So this week has been a good one for sure. The language is really progressing. Our district came to the decision that once a week we go on an "English fast". How this works is our whole district is not aloud to speak English until dinner that day. Some would argue that's a little crazy, but honestly Russia won't be any different, So why not be prepared? I think it would be more crazy not to prep for the dive into the Russian Language. It would be really crazy to build the ark right as it's starting to rain. So we might as well be somewhat ready.
On a more spiritual note, during the Tuesday night devotional, the head director of volunteers for the church spoke to all of us regarding our purpose and gave us some advice. I really enjoyed some of his points and have felt the impression of sharing some of them. They seem applicable to more than just our volunteer work. (Please bear with the cheesy headlines.)
1. Don't pretend to be something you're not.
Simply because you are a volunteer for the church, or involved in any other career, does not mean you are to change who you are to meet the stereotype of that position. There is a reason people have different skills and personalities. In music, harmony is not every voice sounding the same. Use your talents, quirks, and everything that you are to better whatever field you're in.
2. When you're dealing with an inward problem, don't turn farther inward, but outward instead.
I would say that 75% of problems that we deal with personally are because we turn farther inward. Example: I feel sad today, so I'm going to just sit and think about how sad I am and say to myself, "People should look at ME and say that MY life is so hard." I'm not saying I'm guiltless in this. It's human to do this and often done without realizing it, but that doesn't change the fact that it's a self-centered reaction to your problem. The kicker is that it will make your problem worse. Now that we've established the selfishness of turning inward, lets touch on outward. Turning outward is reacting to discouragement by forgetting ones own problem to help someone deal with their own problems. This is hard to do at times, but there are many blessings in doing this. I will not elaborate on this, but I will reiterate it's importance by saying that turning outward makes us forget those personal problems that have no place or reason.
3. The people in your heart can't hear what’s in it.
I'd say this is the cheesiest line, but also the most important one. It's fairly simple. Let the people you love know that. It's too common that we believe people know what we're thinking. To some's surprise this is not true. If you care about someone deeply, let them know.
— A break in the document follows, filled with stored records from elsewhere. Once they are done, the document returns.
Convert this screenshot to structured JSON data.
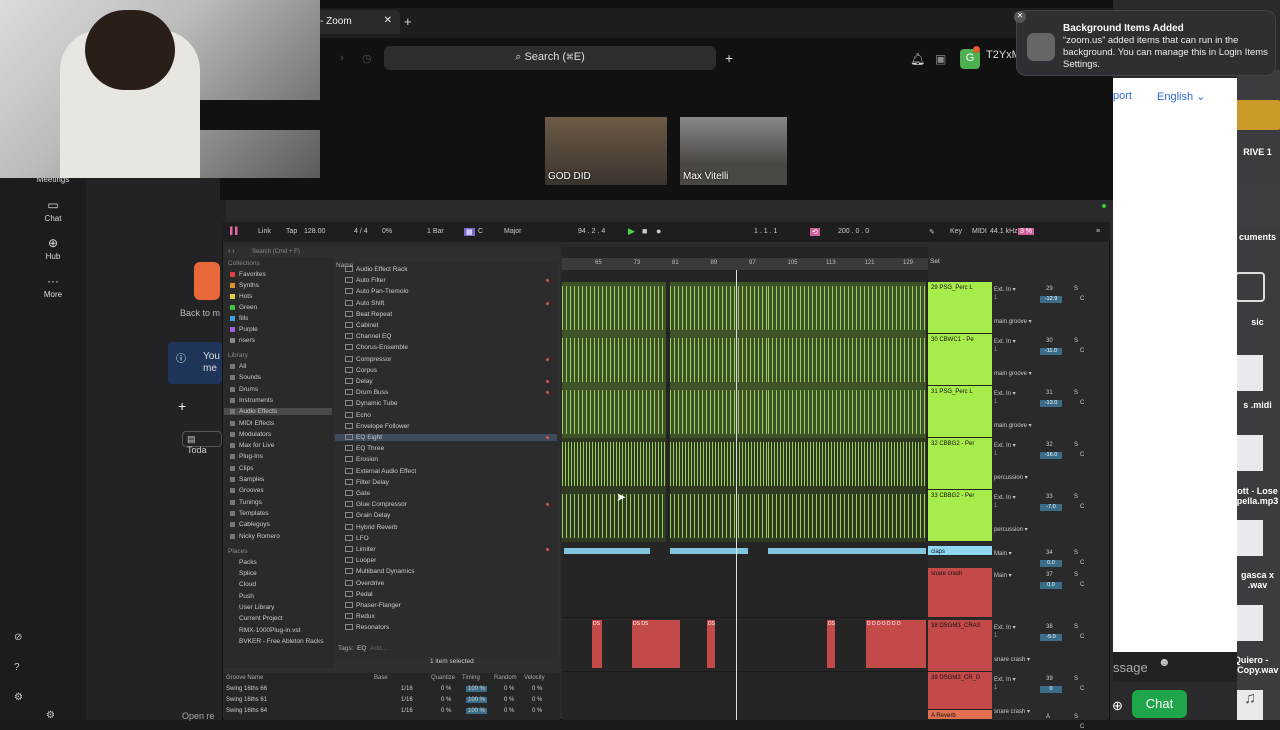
{
  "zoom": {
    "tab_title": "- Zoom",
    "search_label": "Search (⌘E)",
    "id_fragment": "T2YxM",
    "avatar_letter": "G",
    "participants": [
      {
        "name": "GOD DID"
      },
      {
        "name": "Max Vitelli"
      }
    ],
    "sidebar": [
      {
        "label": "Meetings"
      },
      {
        "label": "Chat"
      },
      {
        "label": "Hub"
      },
      {
        "label": "More"
      }
    ],
    "back_label": "Back to m",
    "info_text": "You\nme",
    "today_label": "Toda",
    "open_label": "Open re"
  },
  "notification": {
    "title": "Background Items Added",
    "body": "“zoom.us” added items that can run in the background. You can manage this in Login Items Settings."
  },
  "webpage": {
    "support": "port",
    "language": "English",
    "message_placeholder": "ssage",
    "chat_button": "Chat"
  },
  "desktop": {
    "items": [
      {
        "label": "RIVE 1"
      },
      {
        "label": "cuments"
      },
      {
        "label": "sic"
      },
      {
        "label": "s .midi"
      },
      {
        "label": "ott - Lose\npella.mp3"
      },
      {
        "label": "gasca x\n.wav"
      },
      {
        "label": "Te Quiero -\nXGa...Copy.wav"
      }
    ]
  },
  "ableton": {
    "toolbar": {
      "link": "Link",
      "tap": "Tap",
      "tempo": "128.00",
      "signature": "4 / 4",
      "percent": "0%",
      "quantize": "1 Bar",
      "key": "C",
      "scale": "Major",
      "position": "94 .  2 .  4",
      "loop_start": "1 .  1 .  1",
      "loop_len": "200 .  0 .  0",
      "key_label": "Key",
      "midi_label": "MIDI",
      "sample_rate": "44.1 kHz",
      "cpu": "3 %"
    },
    "search_placeholder": "Search (Cmd + F)",
    "collections_header": "Collections",
    "collections": [
      {
        "label": "Favorites",
        "color": "#e04040"
      },
      {
        "label": "Synths",
        "color": "#e09030"
      },
      {
        "label": "Hots",
        "color": "#e0d040"
      },
      {
        "label": "Green",
        "color": "#40c040"
      },
      {
        "label": "fills",
        "color": "#40a0e0"
      },
      {
        "label": "Purple",
        "color": "#a060e0"
      },
      {
        "label": "risers",
        "color": "#888888"
      }
    ],
    "library_header": "Library",
    "library": [
      {
        "label": "All"
      },
      {
        "label": "Sounds"
      },
      {
        "label": "Drums"
      },
      {
        "label": "Instruments"
      },
      {
        "label": "Audio Effects",
        "selected": true
      },
      {
        "label": "MIDI Effects"
      },
      {
        "label": "Modulators"
      },
      {
        "label": "Max for Live"
      },
      {
        "label": "Plug-Ins"
      },
      {
        "label": "Clips"
      },
      {
        "label": "Samples"
      },
      {
        "label": "Grooves"
      },
      {
        "label": "Tunings"
      },
      {
        "label": "Templates"
      },
      {
        "label": "Cableguys"
      },
      {
        "label": "Nicky Romero"
      }
    ],
    "places_header": "Places",
    "places": [
      {
        "label": "Packs"
      },
      {
        "label": "Splice"
      },
      {
        "label": "Cloud"
      },
      {
        "label": "Push"
      },
      {
        "label": "User Library"
      },
      {
        "label": "Current Project"
      },
      {
        "label": "RMX-1000Plug-in.vst"
      },
      {
        "label": "BVKER - Free Ableton Racks"
      }
    ],
    "list_header": "Name",
    "devices": [
      {
        "label": "Audio Effect Rack"
      },
      {
        "label": "Auto Filter",
        "dot": true
      },
      {
        "label": "Auto Pan-Tremolo"
      },
      {
        "label": "Auto Shift",
        "dot": true
      },
      {
        "label": "Beat Repeat"
      },
      {
        "label": "Cabinet"
      },
      {
        "label": "Channel EQ"
      },
      {
        "label": "Chorus-Ensemble"
      },
      {
        "label": "Compressor",
        "dot": true
      },
      {
        "label": "Corpus"
      },
      {
        "label": "Delay",
        "dot": true
      },
      {
        "label": "Drum Buss",
        "dot": true
      },
      {
        "label": "Dynamic Tube"
      },
      {
        "label": "Echo"
      },
      {
        "label": "Envelope Follower"
      },
      {
        "label": "EQ Eight",
        "dot": true,
        "selected": true
      },
      {
        "label": "EQ Three"
      },
      {
        "label": "Erosion"
      },
      {
        "label": "External Audio Effect"
      },
      {
        "label": "Filter Delay"
      },
      {
        "label": "Gate"
      },
      {
        "label": "Glue Compressor",
        "dot": true
      },
      {
        "label": "Grain Delay"
      },
      {
        "label": "Hybrid Reverb"
      },
      {
        "label": "LFO"
      },
      {
        "label": "Limiter",
        "dot": true
      },
      {
        "label": "Looper"
      },
      {
        "label": "Multiband Dynamics"
      },
      {
        "label": "Overdrive"
      },
      {
        "label": "Pedal"
      },
      {
        "label": "Phaser-Flanger"
      },
      {
        "label": "Redux"
      },
      {
        "label": "Resonators"
      }
    ],
    "tags_label": "Tags:",
    "tags_value": "EQ",
    "tags_add": "Add...",
    "selected_status": "1 item selected",
    "groove": {
      "headers": [
        "Groove Name",
        "Base",
        "Quantize",
        "Timing",
        "Random",
        "Velocity"
      ],
      "rows": [
        {
          "name": "Swing 16ths 66",
          "base": "1/16",
          "q": "0 %",
          "t": "100 %",
          "r": "0 %",
          "v": "0 %"
        },
        {
          "name": "Swing 16ths 61",
          "base": "1/16",
          "q": "0 %",
          "t": "100 %",
          "r": "0 %",
          "v": "0 %"
        },
        {
          "name": "Swing 16ths 64",
          "base": "1/16",
          "q": "0 %",
          "t": "100 %",
          "r": "0 %",
          "v": "0 %"
        }
      ]
    },
    "ruler": [
      "65",
      "73",
      "81",
      "89",
      "97",
      "105",
      "113",
      "121",
      "129"
    ],
    "set_label": "Set",
    "tracks": [
      {
        "name": "29 PSG_Perc L",
        "input": "Ext. In",
        "ch": "1",
        "group": "main groove",
        "num": "29",
        "vol": "-12.9",
        "color": "#a6ec4a"
      },
      {
        "name": "30 CBWC1 - Pe",
        "input": "Ext. In",
        "ch": "1",
        "group": "main groove",
        "num": "30",
        "vol": "-11.0",
        "color": "#a6ec4a"
      },
      {
        "name": "31 PSG_Perc L",
        "input": "Ext. In",
        "ch": "1",
        "group": "main groove",
        "num": "31",
        "vol": "-13.0",
        "color": "#a6ec4a"
      },
      {
        "name": "32 CBBG2 - Per",
        "input": "Ext. In",
        "ch": "1",
        "group": "percussion",
        "num": "32",
        "vol": "-16.0",
        "color": "#a6ec4a"
      },
      {
        "name": "33 CBBG2 - Per",
        "input": "Ext. In",
        "ch": "1",
        "group": "percussion",
        "num": "33",
        "vol": "-7.0",
        "color": "#a6ec4a"
      },
      {
        "name": "claps",
        "input": "Main",
        "ch": "",
        "group": "",
        "num": "34",
        "vol": "0.0",
        "color": "#8fd8f2"
      },
      {
        "name": "snare crash",
        "input": "Main",
        "ch": "",
        "group": "",
        "num": "37",
        "vol": "0.0",
        "color": "#c44a4a"
      },
      {
        "name": "38 DSGM3_CRAS",
        "input": "Ext. In",
        "ch": "1",
        "group": "snare crash",
        "num": "38",
        "vol": "-5.0",
        "color": "#c44a4a"
      },
      {
        "name": "39 DSGM3_CR_D",
        "input": "Ext. In",
        "ch": "1",
        "group": "snare crash",
        "num": "39",
        "vol": "0",
        "color": "#c44a4a"
      },
      {
        "name": "A Reverb",
        "input": "",
        "ch": "",
        "group": "",
        "num": "A",
        "vol": "",
        "color": "#e07050"
      }
    ],
    "clip_labels": [
      "DS",
      "DS DS",
      "DS",
      "DS",
      "D D D D D D D"
    ]
  },
  "colors": {
    "green_clip": "#6f9a3a",
    "blue_clip": "#7fc6de",
    "red_clip": "#c44a4a",
    "accent_chat": "#1fa64a"
  }
}
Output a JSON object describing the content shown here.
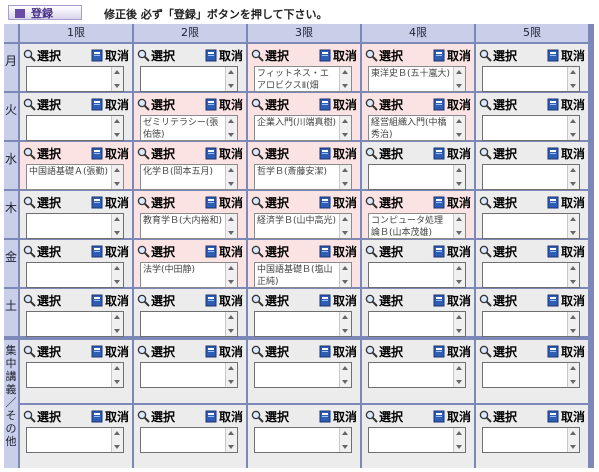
{
  "header": {
    "register_button": "登録",
    "notice": "修正後 必ず「登録」ボタンを押して下さい。"
  },
  "labels": {
    "select": "選択",
    "cancel": "取消"
  },
  "periods": [
    "1限",
    "2限",
    "3限",
    "4限",
    "5限"
  ],
  "rows": [
    {
      "day": "月",
      "cells": [
        "",
        "",
        "フィットネス・エアロビクスⅡ(畑",
        "東洋史Ｂ(五十嵐大)",
        ""
      ]
    },
    {
      "day": "火",
      "cells": [
        "",
        "ゼミリテラシー(張佑徳)",
        "企業入門(川端真樹)",
        "経営組織入門(中橋秀治)",
        ""
      ]
    },
    {
      "day": "水",
      "cells": [
        "中国語基礎Ａ(張勤)",
        "化学Ｂ(岡本五月)",
        "哲学Ｂ(斎藤安潔)",
        "",
        ""
      ]
    },
    {
      "day": "木",
      "cells": [
        "",
        "教育学Ｂ(大内裕和)",
        "経済学Ｂ(山中高光)",
        "コンピュータ処理論Ｂ(山本茂雄)",
        ""
      ]
    },
    {
      "day": "金",
      "cells": [
        "",
        "法学(中田静)",
        "中国語基礎Ｂ(塩山正純)",
        "",
        ""
      ]
    },
    {
      "day": "土",
      "cells": [
        "",
        "",
        "",
        "",
        ""
      ]
    }
  ],
  "intensive": {
    "day": "集中講義／その他",
    "cells": [
      "",
      "",
      "",
      "",
      "",
      "",
      "",
      "",
      "",
      ""
    ]
  },
  "colors": {
    "frame": "#7b88b8",
    "header": "#c9cfe9",
    "pink": "#fbe3e3",
    "gray": "#ececec"
  }
}
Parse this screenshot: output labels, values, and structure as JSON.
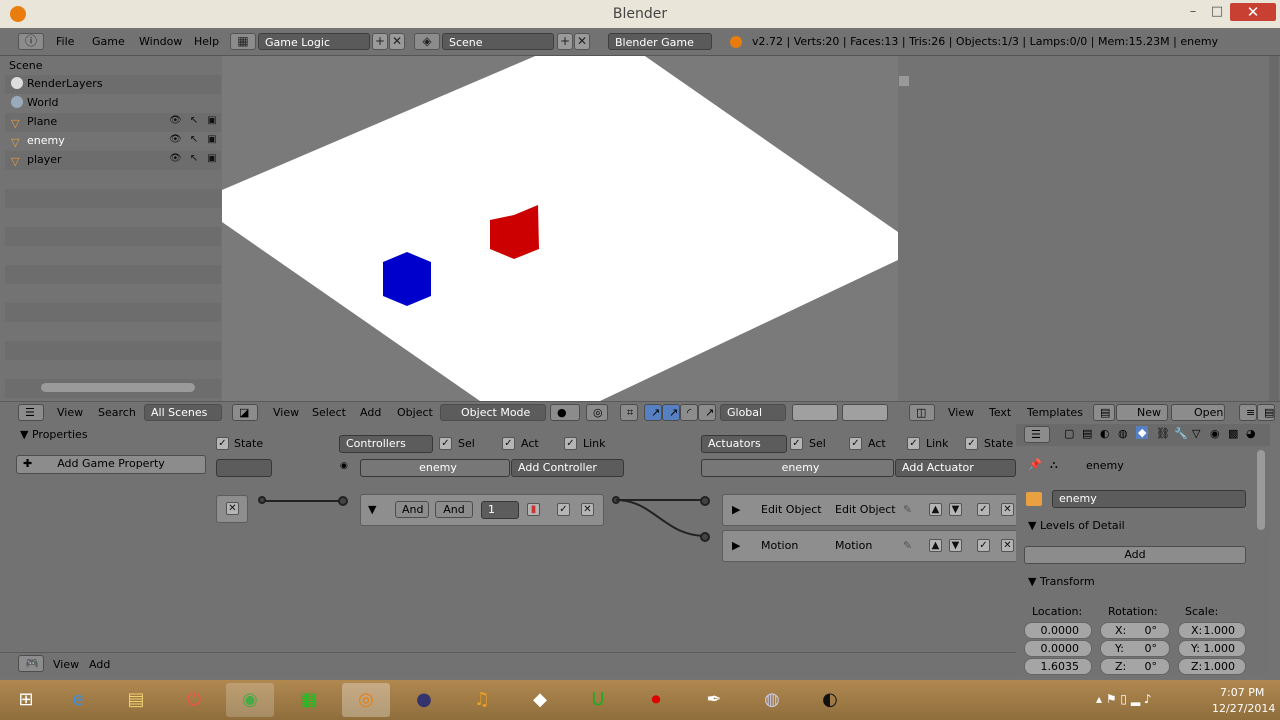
{
  "window": {
    "title": "Blender",
    "min": "–",
    "max": "□",
    "close": "✕"
  },
  "menu": [
    "File",
    "Game",
    "Window",
    "Help"
  ],
  "header": {
    "screen_layout": "Game Logic",
    "scene": "Scene",
    "engine": "Blender Game",
    "stats": "v2.72 | Verts:20 | Faces:13 | Tris:26 | Objects:1/3 | Lamps:0/0 | Mem:15.23M | enemy"
  },
  "outliner": {
    "root": "Scene",
    "items": [
      {
        "label": "RenderLayers"
      },
      {
        "label": "World"
      },
      {
        "label": "Plane"
      },
      {
        "label": "enemy"
      },
      {
        "label": "player"
      }
    ],
    "footer": [
      "View",
      "Search",
      "All Scenes"
    ]
  },
  "viewport_header": {
    "menus": [
      "View",
      "Select",
      "Add",
      "Object"
    ],
    "mode": "Object Mode",
    "orientation": "Global"
  },
  "text_header": {
    "menus": [
      "View",
      "Text",
      "Templates"
    ],
    "new": "New",
    "open": "Open"
  },
  "logic": {
    "properties_title": "Properties",
    "add_game_property": "Add Game Property",
    "state_label": "State",
    "controllers_label": "Controllers",
    "sel": "Sel",
    "act": "Act",
    "link": "Link",
    "object_name": "enemy",
    "add_controller": "Add Controller",
    "actuators_label": "Actuators",
    "add_actuator": "Add Actuator",
    "controller": {
      "type": "And",
      "name": "And",
      "state": "1"
    },
    "actuators": [
      {
        "type": "Edit Object",
        "name": "Edit Object"
      },
      {
        "type": "Motion",
        "name": "Motion"
      }
    ],
    "footer": [
      "View",
      "Add"
    ]
  },
  "properties": {
    "context_object": "enemy",
    "object_name": "enemy",
    "panels": [
      "Levels of Detail",
      "Transform"
    ],
    "lod_add": "Add",
    "location_label": "Location:",
    "rotation_label": "Rotation:",
    "scale_label": "Scale:",
    "location": [
      "0.0000",
      "0.0000",
      "1.6035"
    ],
    "rotation": [
      {
        "axis": "X:",
        "value": "0°"
      },
      {
        "axis": "Y:",
        "value": "0°"
      },
      {
        "axis": "Z:",
        "value": "0°"
      }
    ],
    "scale": [
      {
        "axis": "X:",
        "value": "1.000"
      },
      {
        "axis": "Y:",
        "value": "1.000"
      },
      {
        "axis": "Z:",
        "value": "1.000"
      }
    ]
  },
  "taskbar": {
    "time": "7:07 PM",
    "date": "12/27/2014"
  },
  "colors": {
    "red_cube": "#cc0000",
    "blue_cube": "#0000cc",
    "plane": "#ffffff"
  }
}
We don't know how much time we have or when those words will help another, so say it often.
If this was a little heavy or comes off as me telling you how to live your life, that was not my intention. I'm sharing it because I feel these things will be useful and I believe that they will better our lives if applied correctly.
So Story time (blog safe version)
So this is actually a very, very political story for story time, so if you can't handle that, exit now. (This line should be read with much sarcasm.)
The Ghulstook Accords
With us having 9 hours of classroom time and all the other things in between, we often find ourselves longing for some entertainment without breaking any serious mission rules. The hunt was long until a glorious new way to entertain ourselves was found...stealing stuff. Now just to be clear, nothing is being illegally stolen, and the victims of theft are thieves as well. Anyway, the two main contenders in this large game are Elder Harmon and I. It started with stealing flashcards, books, and other little things from each other. Little did we know that this little game of fun would become an ongoing silent war of stealing between the whole district. At the peak of the Team Harmon and Team Johnson conflict, some heavy blows were landed. I woke up one morning, shaved, got dressed, and then found that all of my ties were missing. Who would steal my ties in the dead of night?...Harmon. I searched for Harmon that morning and found that he and all of team Harmon were wearing my beautiful ties. In reaction to this, I pick pocketed the room key off of the weaker link of Team Harmon. The plan from then on was to steal everything (all but a pair of socks). In the middle of this plan of striking back, we were approached by team Harmon. Through a long diplomatic council, we had written what would be called the The Ghulstook Accords. The Word "GhulStook" is not a real word, but if said correctly, It translates to "tie" in Russian. The Ghulstook accords, along with the dissolving of the great nations of Johnson and Harmon, states the following:
-One who steals must be expected to be stolen from.
-No stealing of personal items (keys, letters, scriptures, and most importantly food)
-Items will be returned if the victim realized the item has been stolen
-If the victim does not realize the item has been stolen after 24 hours, the item will be returned and the victim will be made fun of.
-Those who sign this document are vulnerable to theft, but are also enabled to steal from anyone who has also signed this document.
-Failure to observe The Ghulstook Accords will result in banishment from any competition for an undisclosed amount of time.
The document was signed and sealed with a ceremonial plank competition. Now that official rules were set to this wonderful competition, many backed out, but there are still many (including Harmon and I) who have signed this sacred document. So the battle between Harmon and I still rages. For example, he stole my camera last night and left a few gifts.
Until next time.
Elder Cody Johnson